Polytechnic students who have opted to work right after graduation include (from left) Ms Charmaine Ong (social work), Ms Esther Chua (early childhood studies), Ms Guo Meiling (restaurant and culinary operations), Mr Indra Faridzuan (landscape architectur
GONE are the days when polytechnic students would head straight to work after graduation. Instead, polytechnics say most of their students would now get a degree before finding a job.
Still, some are bucking this trend, even though they can easily win a place at one of the six local public universities.
Take Nanyang Poly graduate Charmaine Ong, 23, who has an above-average grade point average (GPA) of 3.91. She wants to work first while most of her friends are going to university.
"I want to take a few more years to see where my strengths are before deciding to continue this as a degree," said the social work graduate.
Ms Ong is looking for a job that would let her work with at-risk youth. She said: "What you study in class are theories, but it's really a whole different ball game when you try to apply them in the real world."
Getting work exposure is also the top concern for Mr Indra Faridzuan, who studied landscape architecture at Singapore Polytechnic.
The 20-year-old, whose GPA is 3.993, won the Tan Kay Yong Gold Medal, given to the top student in design and creative arts.
"People are studying most of their lives. A university degree is important as it's an entry requirement for some companies. But a portfolio matters in the design industry," said Mr Faridzuan, who is working at a design firm where he was an intern last year.
More than 25,000 students, including Mr Faridzuan and Ms Ong, will graduate from the five polytechnics from next week.
Poly officials say many will head for university right away or after serving national service. Up to 80 per cent of them will further their studies - locally, abroad or part-time.
Many diploma holders prefer to get a degree before entering the workforce, as employers still pay university graduates more. Latest employment surveys show fresh university graduates are paid a median gross monthly salary of $3,050, compared with $2,000 for polytechnic graduates.
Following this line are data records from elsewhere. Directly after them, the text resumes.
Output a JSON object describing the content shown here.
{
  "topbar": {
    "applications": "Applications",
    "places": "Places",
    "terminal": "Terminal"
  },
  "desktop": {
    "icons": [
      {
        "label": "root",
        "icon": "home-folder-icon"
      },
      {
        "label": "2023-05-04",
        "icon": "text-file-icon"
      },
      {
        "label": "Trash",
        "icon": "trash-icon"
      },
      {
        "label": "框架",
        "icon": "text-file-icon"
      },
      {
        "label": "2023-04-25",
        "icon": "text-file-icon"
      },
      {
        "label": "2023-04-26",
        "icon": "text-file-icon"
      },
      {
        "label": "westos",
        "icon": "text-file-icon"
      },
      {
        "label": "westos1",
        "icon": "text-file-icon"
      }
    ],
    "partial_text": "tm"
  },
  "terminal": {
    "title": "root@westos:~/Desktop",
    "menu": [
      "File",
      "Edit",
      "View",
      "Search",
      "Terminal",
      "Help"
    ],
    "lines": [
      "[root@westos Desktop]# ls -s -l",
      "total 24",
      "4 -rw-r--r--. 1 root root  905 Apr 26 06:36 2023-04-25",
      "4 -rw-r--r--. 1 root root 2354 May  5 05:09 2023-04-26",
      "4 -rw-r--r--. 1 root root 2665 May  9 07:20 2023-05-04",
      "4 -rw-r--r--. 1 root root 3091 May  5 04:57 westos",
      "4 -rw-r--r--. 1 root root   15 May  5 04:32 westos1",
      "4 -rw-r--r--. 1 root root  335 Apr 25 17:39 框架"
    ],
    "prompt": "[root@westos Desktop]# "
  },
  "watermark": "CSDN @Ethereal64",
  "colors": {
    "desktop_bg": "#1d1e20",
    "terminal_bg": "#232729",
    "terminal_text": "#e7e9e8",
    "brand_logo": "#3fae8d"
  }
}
According to the Ministry of Education, about one in five polytechnic graduates is expected to win a place in the local universities this year, up from 17 per cent last year.
The Government has opened up more university routes and aims to provide publicly funded university spaces for 40 per cent of every cohort by 2020.
Another top performer, Ms Esther Chua from Temasek Polytechnic, is also opting for work experience first.
The 20-year-old, who graduated top of her early childhood studies course with a GPA of 3.97, is working for two years before considering pursuing a degree in the same field.
"I want to know which area of early childhood education would suit me better, like the teaching track, management or curriculum," said Ms Chua, who is working at an NTUC My First Skool childcare centre in Geylang East.
While noting that more poly students are heading to university, Singapore Polytechnic principal Tan Choon Shian said there are benefits to working first.
"Firstly, a young person gets a better sense of whether the profession and career suits him in the long term. After working for a few years, he has a clearer picture of what he wants to learn in further studies and why."
He also starts earning early, Mr Tan added. But whatever the case, the polytechnic ensures that its graduates are ready for either path, by equipping them with both theoretical and industry-relevant knowledge and skills, he said.